■ Exercise: Each of the following records is to be printed verbatim.

■ Excerpts from an interface dataset:

┄┄┄┄┄┄

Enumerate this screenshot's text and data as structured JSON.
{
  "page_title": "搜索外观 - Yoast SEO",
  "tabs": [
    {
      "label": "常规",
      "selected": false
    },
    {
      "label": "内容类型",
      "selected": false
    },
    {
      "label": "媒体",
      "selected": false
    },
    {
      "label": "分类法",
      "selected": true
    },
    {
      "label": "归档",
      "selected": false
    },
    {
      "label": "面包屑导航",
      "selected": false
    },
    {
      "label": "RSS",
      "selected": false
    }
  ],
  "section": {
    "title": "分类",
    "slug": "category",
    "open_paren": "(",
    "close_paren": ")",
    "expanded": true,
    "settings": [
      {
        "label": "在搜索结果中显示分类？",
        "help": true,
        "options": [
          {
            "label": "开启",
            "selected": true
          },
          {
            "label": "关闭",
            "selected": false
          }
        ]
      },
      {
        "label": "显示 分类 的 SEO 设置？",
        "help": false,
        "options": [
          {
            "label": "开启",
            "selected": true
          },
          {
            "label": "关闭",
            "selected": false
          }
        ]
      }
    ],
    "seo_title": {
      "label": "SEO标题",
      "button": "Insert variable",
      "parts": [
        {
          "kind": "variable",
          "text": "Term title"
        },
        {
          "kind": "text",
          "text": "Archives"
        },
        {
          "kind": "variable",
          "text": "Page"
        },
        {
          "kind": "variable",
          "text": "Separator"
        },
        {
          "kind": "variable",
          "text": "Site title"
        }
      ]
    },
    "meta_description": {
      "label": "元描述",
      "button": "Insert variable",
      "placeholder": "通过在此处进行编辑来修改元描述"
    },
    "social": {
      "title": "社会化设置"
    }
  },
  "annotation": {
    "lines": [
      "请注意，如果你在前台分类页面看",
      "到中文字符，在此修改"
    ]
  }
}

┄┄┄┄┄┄

■ Written reply:
Enumerate this screenshot's text and data as structured JSON.
{
  "page_title": "搜索外观 - Yoast SEO",
  "tabs": [
    {
      "label": "常规",
      "selected": false
    },
    {
      "label": "内容类型",
      "selected": false
    },
    {
      "label": "媒体",
      "selected": false
    },
    {
      "label": "分类法",
      "selected": true
    },
    {
      "label": "归档",
      "selected": false
    },
    {
      "label": "面包屑导航",
      "selected": false
    },
    {
      "label": "RSS",
      "selected": false
    }
  ],
  "section": {
    "title": "分类",
    "slug": "category",
    "open_paren": "(",
    "close_paren": ")",
    "expanded": true,
    "settings": [
      {
        "label": "在搜索结果中显示分类？",
        "help": true,
        "options": [
          {
            "label": "开启",
            "selected": true
          },
          {
            "label": "关闭",
            "selected": false
          }
        ]
      },
      {
        "label": "显示 分类 的 SEO 设置？",
        "help": false,
        "options": [
          {
            "label": "开启",
            "selected": true
          },
          {
            "label": "关闭",
            "selected": false
          }
        ]
      }
    ],
    "seo_title": {
      "label": "SEO标题",
      "button": "Insert variable",
      "parts": [
        {
          "kind": "variable",
          "text": "Term title"
        },
        {
          "kind": "text",
          "text": "Archives"
        },
        {
          "kind": "variable",
          "text": "Page"
        },
        {
          "kind": "variable",
          "text": "Separator"
        },
        {
          "kind": "variable",
          "text": "Site title"
        }
      ]
    },
    "meta_description": {
      "label": "元描述",
      "button": "Insert variable",
      "placeholder": "通过在此处进行编辑来修改元描述"
    },
    "social": {
      "title": "社会化设置"
    }
  },
  "annotation": {
    "lines": [
      "请注意，如果你在前台分类页面看",
      "到中文字符，在此修改"
    ]
  }
}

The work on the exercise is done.